── Supplied records ──

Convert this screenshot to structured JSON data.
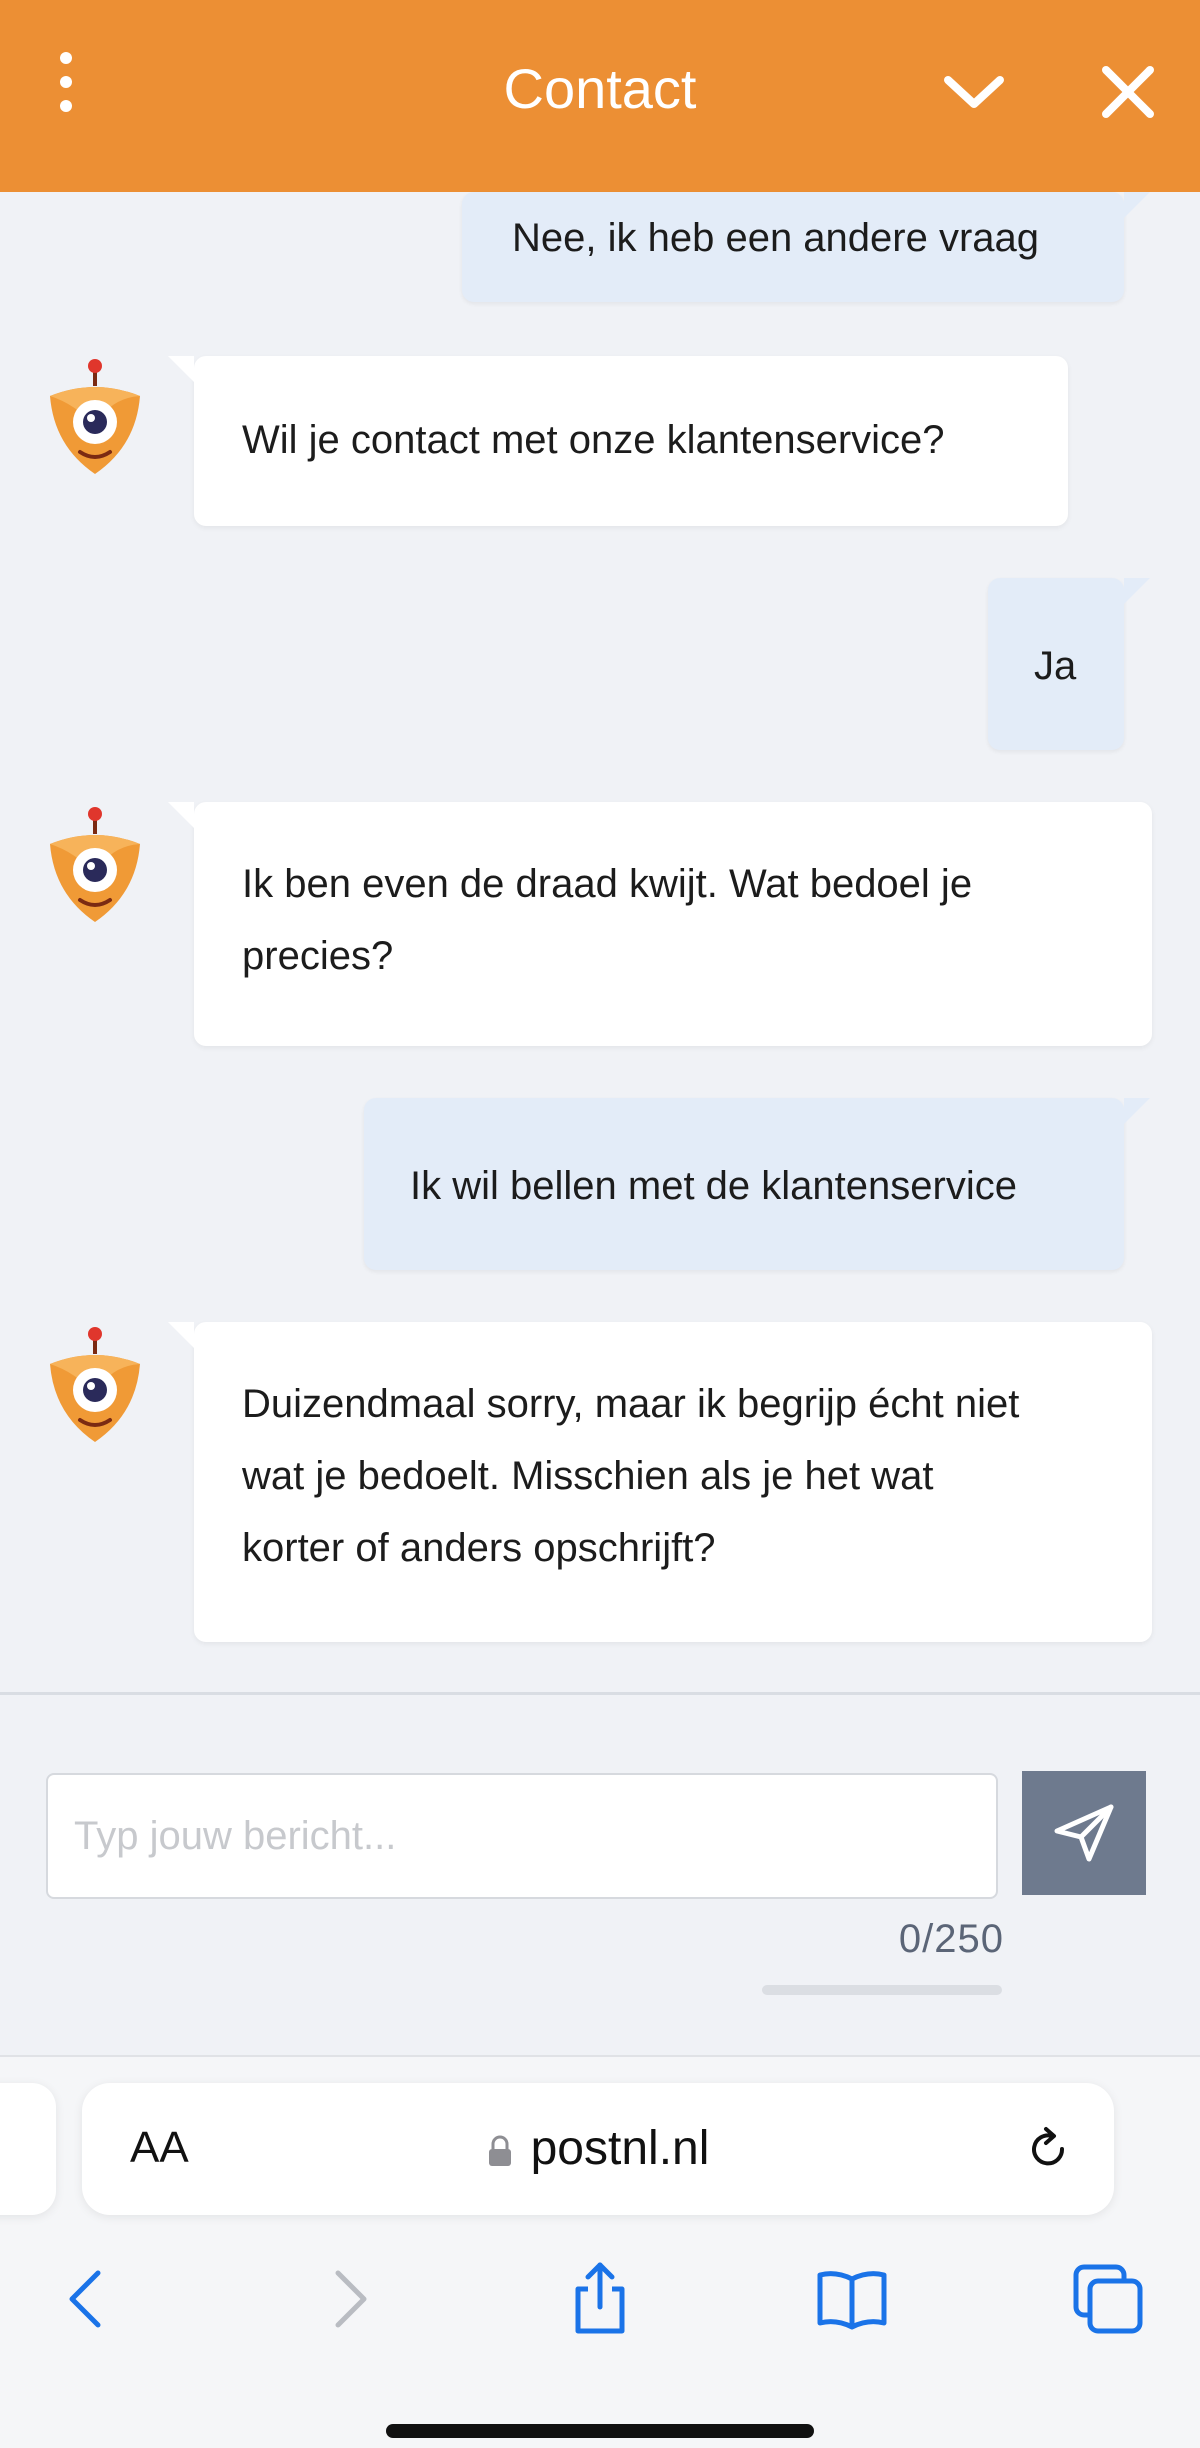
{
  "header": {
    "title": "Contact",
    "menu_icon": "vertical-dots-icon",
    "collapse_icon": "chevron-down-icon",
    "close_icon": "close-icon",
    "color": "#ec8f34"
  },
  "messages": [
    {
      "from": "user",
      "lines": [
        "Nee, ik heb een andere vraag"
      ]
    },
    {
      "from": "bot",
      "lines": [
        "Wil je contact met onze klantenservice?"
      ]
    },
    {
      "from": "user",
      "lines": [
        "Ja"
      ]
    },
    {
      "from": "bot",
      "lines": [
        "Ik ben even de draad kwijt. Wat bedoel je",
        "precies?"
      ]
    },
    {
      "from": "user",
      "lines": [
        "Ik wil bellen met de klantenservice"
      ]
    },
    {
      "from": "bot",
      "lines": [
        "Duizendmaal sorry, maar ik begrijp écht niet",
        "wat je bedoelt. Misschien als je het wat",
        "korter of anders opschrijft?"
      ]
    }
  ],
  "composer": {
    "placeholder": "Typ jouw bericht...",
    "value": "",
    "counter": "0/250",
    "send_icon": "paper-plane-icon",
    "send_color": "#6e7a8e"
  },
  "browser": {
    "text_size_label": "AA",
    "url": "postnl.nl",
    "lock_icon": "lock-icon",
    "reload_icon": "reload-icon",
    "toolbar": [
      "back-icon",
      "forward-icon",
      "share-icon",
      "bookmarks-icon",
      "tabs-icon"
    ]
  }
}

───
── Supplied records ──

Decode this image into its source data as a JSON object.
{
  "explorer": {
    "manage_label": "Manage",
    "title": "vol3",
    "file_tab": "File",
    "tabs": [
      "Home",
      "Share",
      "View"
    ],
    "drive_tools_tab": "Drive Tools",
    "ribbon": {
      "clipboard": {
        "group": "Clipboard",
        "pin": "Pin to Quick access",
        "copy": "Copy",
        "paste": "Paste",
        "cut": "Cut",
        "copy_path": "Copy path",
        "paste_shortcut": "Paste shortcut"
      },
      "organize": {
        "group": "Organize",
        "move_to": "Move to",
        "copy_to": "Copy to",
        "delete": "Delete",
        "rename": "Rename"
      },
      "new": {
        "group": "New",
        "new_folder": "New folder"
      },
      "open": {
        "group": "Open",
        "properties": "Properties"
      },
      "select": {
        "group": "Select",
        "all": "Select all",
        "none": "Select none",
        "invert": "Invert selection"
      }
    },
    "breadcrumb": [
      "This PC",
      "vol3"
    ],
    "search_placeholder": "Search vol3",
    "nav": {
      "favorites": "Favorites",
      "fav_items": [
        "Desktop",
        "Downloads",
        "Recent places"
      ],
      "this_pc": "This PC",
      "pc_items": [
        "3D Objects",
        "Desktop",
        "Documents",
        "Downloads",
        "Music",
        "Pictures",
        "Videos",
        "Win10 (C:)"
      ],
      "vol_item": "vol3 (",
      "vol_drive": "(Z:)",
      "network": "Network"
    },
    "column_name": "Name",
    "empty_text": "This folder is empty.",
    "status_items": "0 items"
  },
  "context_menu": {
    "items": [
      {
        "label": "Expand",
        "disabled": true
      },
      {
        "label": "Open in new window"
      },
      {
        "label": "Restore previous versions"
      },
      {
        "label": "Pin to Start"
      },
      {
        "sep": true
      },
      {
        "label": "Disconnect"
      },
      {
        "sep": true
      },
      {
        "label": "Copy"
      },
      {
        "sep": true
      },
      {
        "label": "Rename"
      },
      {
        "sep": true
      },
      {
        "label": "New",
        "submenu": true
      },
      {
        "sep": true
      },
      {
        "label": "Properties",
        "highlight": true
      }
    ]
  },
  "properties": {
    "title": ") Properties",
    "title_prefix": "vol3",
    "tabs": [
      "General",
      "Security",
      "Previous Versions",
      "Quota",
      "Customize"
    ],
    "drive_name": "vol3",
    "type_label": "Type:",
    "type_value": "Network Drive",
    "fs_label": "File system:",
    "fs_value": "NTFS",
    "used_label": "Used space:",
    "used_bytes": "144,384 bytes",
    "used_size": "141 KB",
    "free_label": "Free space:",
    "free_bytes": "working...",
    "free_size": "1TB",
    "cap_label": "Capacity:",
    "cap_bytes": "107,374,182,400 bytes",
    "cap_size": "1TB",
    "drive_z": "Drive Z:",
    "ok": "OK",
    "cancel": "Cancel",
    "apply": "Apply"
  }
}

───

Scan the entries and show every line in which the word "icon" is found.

Answer box:
    "menu_icon": "vertical-dots-icon",
    "collapse_icon": "chevron-down-icon",
    "close_icon": "close-icon",
    "send_icon": "paper-plane-icon",
    "lock_icon": "lock-icon",
    "reload_icon": "reload-icon",
      "back-icon",
      "forward-icon",
      "share-icon",
      "bookmarks-icon",
      "tabs-icon"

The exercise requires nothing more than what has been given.